◆ Exercise
Find and copy every line in the records that includes the string "JSON".

### Records for the exercise

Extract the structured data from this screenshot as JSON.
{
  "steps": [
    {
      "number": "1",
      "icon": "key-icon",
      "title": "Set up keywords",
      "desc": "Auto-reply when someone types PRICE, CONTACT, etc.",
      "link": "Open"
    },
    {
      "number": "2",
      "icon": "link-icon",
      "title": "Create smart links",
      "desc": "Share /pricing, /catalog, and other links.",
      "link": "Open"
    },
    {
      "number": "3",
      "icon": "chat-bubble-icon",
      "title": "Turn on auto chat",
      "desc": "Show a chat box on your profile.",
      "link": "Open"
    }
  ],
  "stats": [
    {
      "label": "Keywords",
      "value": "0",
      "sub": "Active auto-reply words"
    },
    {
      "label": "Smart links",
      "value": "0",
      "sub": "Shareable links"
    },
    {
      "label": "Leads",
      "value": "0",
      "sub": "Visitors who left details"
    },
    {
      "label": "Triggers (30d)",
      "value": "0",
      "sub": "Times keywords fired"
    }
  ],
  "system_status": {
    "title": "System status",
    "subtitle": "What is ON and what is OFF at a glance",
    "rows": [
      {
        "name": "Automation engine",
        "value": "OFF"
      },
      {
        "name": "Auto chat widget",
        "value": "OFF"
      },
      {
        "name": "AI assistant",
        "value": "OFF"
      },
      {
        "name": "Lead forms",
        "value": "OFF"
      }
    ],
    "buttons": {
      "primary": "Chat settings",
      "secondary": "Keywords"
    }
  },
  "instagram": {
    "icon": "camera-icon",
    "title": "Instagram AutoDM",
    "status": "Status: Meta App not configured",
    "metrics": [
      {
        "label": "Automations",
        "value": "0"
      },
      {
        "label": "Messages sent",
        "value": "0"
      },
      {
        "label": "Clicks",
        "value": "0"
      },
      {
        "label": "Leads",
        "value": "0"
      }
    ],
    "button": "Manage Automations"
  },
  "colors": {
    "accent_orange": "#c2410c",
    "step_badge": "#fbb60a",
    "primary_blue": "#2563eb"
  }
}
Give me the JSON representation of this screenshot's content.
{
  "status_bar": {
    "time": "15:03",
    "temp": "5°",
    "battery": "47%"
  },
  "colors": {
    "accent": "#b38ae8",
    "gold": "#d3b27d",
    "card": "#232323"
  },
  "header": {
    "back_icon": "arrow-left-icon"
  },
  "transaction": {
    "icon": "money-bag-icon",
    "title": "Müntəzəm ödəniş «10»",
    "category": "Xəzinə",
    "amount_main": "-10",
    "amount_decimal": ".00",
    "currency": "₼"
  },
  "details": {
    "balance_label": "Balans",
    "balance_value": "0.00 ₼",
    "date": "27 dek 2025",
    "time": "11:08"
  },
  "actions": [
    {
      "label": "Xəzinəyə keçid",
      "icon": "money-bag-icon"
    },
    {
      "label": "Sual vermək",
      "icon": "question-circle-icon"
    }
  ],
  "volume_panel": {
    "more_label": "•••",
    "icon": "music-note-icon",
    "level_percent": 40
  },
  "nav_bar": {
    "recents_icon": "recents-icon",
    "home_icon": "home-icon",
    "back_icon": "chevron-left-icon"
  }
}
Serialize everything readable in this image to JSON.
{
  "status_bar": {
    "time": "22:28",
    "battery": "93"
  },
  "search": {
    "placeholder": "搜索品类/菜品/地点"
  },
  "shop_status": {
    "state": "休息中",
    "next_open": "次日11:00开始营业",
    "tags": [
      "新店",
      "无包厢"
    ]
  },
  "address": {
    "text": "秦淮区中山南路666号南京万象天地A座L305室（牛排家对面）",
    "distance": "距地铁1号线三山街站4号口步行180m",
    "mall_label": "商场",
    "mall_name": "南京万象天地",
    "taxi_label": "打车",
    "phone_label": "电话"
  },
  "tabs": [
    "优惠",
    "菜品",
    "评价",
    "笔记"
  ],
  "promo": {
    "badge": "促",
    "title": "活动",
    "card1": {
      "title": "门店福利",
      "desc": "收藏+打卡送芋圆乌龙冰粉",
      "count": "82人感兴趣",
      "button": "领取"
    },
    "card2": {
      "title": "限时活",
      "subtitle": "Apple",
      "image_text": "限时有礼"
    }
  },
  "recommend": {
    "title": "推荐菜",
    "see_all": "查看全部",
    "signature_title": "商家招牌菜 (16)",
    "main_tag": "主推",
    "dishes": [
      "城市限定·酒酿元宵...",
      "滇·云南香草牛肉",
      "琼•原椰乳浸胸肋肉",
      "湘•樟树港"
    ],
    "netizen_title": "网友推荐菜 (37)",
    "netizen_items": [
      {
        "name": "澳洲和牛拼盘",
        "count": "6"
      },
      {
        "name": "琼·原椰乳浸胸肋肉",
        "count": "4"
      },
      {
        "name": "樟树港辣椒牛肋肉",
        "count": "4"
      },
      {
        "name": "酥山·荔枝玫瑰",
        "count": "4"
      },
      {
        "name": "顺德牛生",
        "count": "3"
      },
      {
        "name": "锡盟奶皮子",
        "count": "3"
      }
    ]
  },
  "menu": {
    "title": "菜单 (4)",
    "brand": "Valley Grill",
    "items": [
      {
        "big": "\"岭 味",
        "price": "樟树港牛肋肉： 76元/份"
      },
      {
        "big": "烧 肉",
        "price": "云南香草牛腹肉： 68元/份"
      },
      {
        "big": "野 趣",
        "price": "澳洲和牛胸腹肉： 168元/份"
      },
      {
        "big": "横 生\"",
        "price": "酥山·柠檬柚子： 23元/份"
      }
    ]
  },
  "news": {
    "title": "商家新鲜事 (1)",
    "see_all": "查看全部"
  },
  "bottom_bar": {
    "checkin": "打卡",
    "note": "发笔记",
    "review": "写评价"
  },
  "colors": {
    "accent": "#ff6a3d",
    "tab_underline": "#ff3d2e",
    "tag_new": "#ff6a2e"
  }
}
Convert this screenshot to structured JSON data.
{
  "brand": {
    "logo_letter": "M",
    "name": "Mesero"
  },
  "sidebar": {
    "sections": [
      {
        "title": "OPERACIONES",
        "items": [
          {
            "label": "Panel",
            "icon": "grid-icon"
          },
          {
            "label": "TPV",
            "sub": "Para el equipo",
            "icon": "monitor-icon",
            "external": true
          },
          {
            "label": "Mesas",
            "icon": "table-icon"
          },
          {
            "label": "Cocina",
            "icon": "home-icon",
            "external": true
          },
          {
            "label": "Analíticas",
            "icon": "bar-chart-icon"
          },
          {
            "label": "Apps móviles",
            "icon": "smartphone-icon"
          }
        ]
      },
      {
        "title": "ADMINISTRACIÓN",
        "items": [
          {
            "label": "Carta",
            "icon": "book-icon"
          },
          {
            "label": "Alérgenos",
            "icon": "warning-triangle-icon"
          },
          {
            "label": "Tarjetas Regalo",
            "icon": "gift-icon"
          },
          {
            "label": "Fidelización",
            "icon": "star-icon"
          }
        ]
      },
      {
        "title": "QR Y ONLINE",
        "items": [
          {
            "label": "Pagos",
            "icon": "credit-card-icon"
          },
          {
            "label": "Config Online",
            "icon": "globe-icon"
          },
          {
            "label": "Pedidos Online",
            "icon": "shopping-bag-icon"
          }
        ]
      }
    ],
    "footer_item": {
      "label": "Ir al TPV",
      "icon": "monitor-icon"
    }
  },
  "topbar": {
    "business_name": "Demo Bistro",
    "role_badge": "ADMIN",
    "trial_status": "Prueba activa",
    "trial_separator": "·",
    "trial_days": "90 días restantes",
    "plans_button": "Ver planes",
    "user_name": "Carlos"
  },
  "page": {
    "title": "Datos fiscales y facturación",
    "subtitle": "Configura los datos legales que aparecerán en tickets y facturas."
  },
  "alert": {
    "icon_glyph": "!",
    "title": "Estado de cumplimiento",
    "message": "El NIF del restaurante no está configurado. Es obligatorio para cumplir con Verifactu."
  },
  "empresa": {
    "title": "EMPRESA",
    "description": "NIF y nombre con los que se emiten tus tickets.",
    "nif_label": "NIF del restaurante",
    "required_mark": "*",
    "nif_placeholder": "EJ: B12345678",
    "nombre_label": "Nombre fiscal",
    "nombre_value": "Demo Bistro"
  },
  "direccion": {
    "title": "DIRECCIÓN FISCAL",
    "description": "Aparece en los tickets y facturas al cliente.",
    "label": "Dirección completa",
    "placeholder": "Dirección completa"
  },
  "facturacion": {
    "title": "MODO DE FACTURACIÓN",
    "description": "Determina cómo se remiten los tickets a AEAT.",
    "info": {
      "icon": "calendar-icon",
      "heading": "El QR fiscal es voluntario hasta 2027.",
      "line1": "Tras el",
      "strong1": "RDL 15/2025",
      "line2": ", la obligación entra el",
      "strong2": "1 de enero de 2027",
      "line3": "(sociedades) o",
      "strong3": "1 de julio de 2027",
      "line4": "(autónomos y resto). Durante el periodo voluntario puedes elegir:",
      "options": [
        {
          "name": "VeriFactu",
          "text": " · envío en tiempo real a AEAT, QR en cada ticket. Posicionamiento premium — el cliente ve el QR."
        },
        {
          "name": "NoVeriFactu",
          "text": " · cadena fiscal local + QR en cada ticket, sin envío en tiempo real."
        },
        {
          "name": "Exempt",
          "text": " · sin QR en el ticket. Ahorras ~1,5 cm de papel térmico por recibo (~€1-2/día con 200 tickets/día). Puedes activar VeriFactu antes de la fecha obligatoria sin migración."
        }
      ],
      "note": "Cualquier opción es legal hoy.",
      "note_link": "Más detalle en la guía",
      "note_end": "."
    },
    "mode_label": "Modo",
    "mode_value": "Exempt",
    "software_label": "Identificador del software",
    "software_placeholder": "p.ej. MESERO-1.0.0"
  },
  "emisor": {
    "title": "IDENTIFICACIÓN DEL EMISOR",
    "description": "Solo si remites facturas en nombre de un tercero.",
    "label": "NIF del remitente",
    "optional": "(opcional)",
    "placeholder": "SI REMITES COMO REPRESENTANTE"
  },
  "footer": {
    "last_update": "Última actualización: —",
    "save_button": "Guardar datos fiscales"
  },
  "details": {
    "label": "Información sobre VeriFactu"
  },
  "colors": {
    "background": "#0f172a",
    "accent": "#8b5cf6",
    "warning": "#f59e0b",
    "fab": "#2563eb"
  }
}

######

◆ Output of the task
Extract the structured data from this screenshot as JSON.
Give me the JSON representation of this screenshot's content.
Serialize everything readable in this image to JSON.
Convert this screenshot to structured JSON data.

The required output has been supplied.